Law student Ahmari and Weddady, civil rights outreach director of the American Islamic Congress, present the “most compelling voices” from an essay competition they organized shortly after Lebanon's Cedar Revolution in 2005.
The online competition was designed to give a means of expression to individuals under the age of 25 looking to find their voices on issues of religious and political freedom and human rights. During a five-year period, the editors received more than 8,000 essays from 22 countries in four languages. Each year the writers were asked to share either an example of the “pain of repression,” or concrete projects designed to strengthen civil rights or dreams of a better future. As a byproduct the process also opened pathways to recruit activists. The editors present the essays under three headings: “Trapped,” “Unequal” and “Breaking Through.” The views expressed by the essayists reflect an impressively diverse cross-section of the Middle Eastern world. From Iran came contributions from the Baha’i and the Sunni religious minorities. The Baha’i are not allowed to participate in Iran's educational institutions, and Sunni ways of praying are banned in Shia Iran. The appeal for religious freedom also came from Saudi Arabia, where a student explores her process of standing up for herself against a repressive teacher.
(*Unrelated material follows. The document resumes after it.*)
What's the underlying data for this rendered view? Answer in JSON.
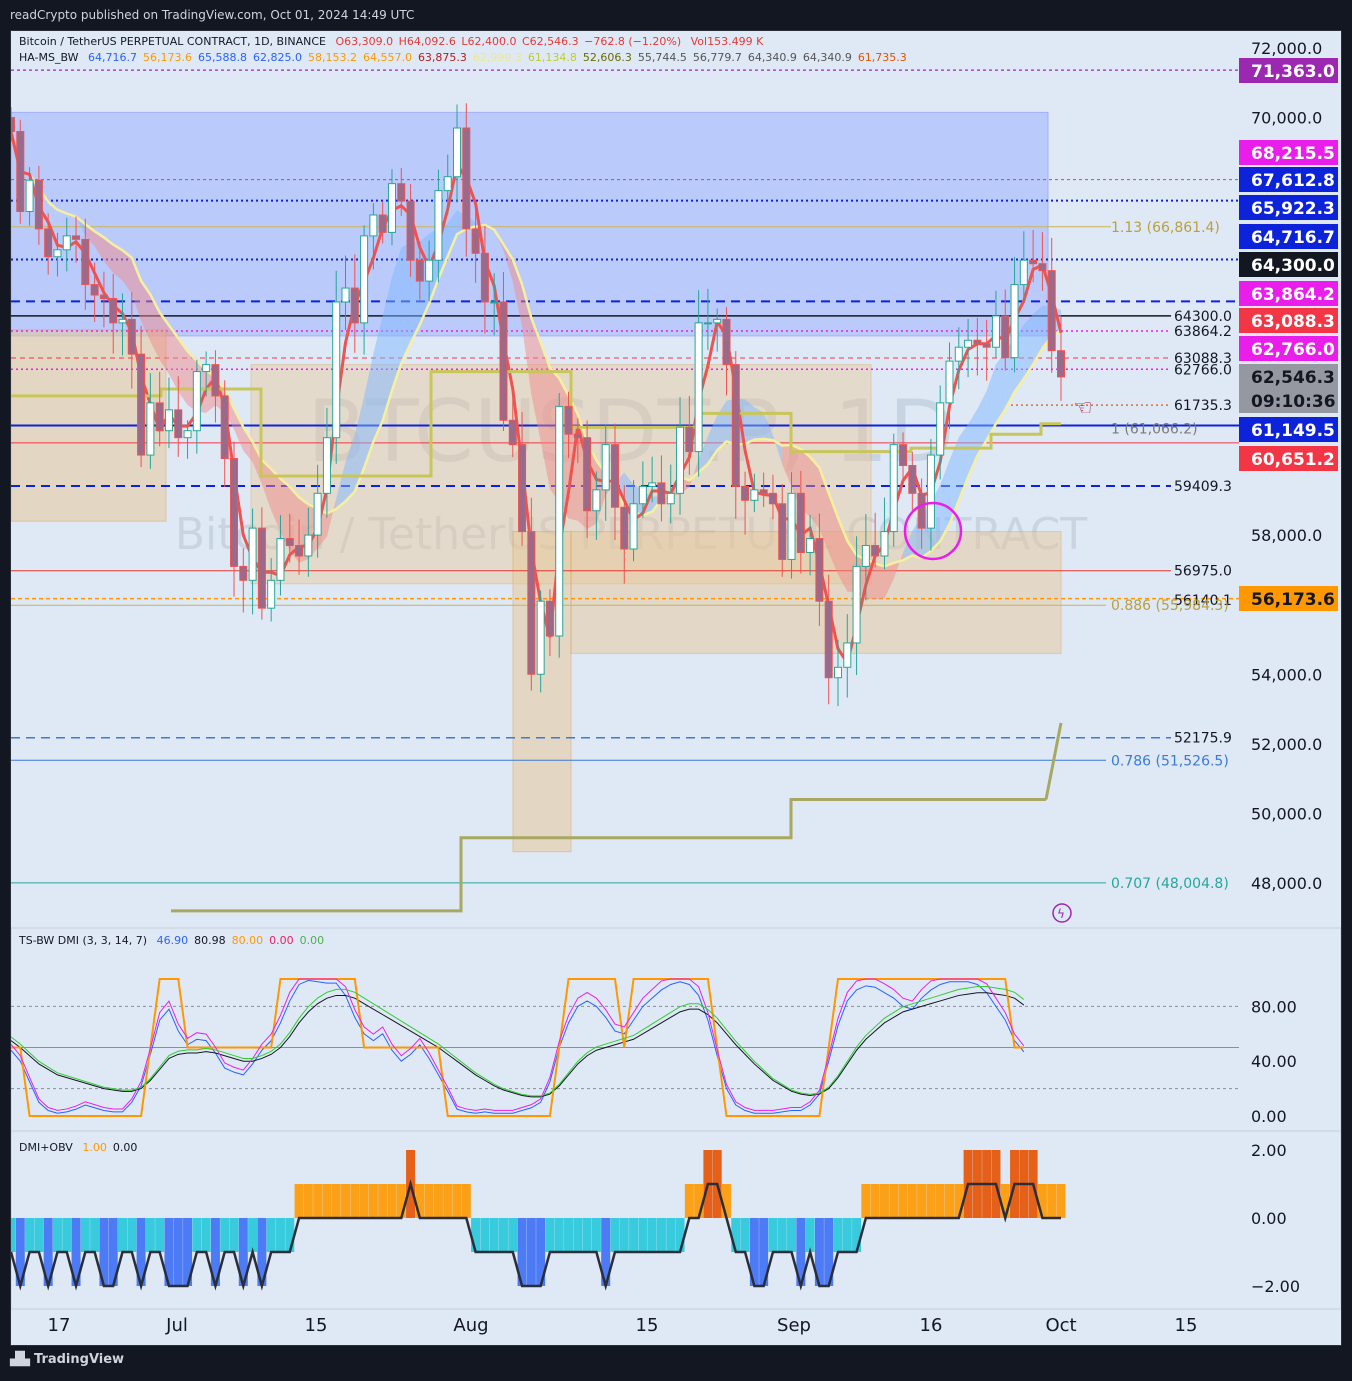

Also included are horrifying accounts of fundamentalist violence from Algeria and pleas for Western-style freedoms for homosexuals, along with accounts of the persecution of women.
A slim volume that successfully presents “treasures, surprises, and rewards.”